Randolph West looks at the AT TIME ZONE clause when working with a specific time zone in SQL Server:

The time zone name is taken from a list maintained in the following Windows registry hive: HKEY_LOCAL_MACHINE\SOFTWARE\Microsoft\Windows NT\CurrentVersion\Time Zones

Note: For SQL Server on Linux (and Docker containers), a registry shim performs the same function as the Windows registry by intercepting the API calls and returning the expected value(s).

We can also use a Transact-SQL (T-SQL) query against the system view sys.time_zone_info, which uses the information from the registry hive. This is the recommended method if you do not have access to the registry hive.

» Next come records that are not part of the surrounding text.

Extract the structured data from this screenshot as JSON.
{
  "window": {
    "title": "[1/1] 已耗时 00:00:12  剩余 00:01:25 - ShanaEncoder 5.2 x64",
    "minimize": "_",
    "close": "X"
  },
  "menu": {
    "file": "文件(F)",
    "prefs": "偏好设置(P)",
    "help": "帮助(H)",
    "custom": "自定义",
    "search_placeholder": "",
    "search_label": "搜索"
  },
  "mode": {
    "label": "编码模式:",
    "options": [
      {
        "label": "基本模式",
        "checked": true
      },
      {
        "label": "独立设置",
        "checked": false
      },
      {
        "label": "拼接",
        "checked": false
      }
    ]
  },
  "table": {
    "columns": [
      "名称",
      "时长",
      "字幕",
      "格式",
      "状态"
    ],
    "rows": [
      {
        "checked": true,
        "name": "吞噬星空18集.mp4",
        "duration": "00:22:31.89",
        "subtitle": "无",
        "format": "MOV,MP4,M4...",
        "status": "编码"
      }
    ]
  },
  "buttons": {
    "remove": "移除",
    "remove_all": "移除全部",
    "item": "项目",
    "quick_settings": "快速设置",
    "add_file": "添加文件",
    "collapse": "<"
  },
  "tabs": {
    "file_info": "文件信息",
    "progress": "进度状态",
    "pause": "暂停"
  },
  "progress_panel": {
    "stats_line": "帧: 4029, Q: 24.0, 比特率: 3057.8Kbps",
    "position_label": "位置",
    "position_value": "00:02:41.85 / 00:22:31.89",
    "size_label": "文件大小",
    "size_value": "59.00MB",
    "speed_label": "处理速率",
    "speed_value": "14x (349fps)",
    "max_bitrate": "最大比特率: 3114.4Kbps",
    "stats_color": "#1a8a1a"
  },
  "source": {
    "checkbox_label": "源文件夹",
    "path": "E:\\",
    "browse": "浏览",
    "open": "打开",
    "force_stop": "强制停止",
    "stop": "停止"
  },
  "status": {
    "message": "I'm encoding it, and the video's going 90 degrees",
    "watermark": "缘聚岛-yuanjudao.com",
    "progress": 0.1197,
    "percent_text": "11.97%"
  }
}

Click through for a couple of examples.

Related Posts

Pivoting Performance Counter Data

Dave Bland shows how you can build a dynamic pivot to see performance counter data over a stretch of time: The next step is to write the code to capture the counter values and insert the data it the temporary table created above.  Because we need to capture the values over a period of time, […]

Read More

Calculating Weighted Averages in SQL

Lukas Eder shows how you can calculate weighted averages using SQL: As can be seen, this schema is slightly denormalised as the number of lines per transaction are precalculated in the transactions.lines column. This will turn out to be quite useful for this calculation, but it isn’t strictly necessary. Now, in the previously linked Stack Overflow question, […]

Read More


September 2018
« Aug Oct »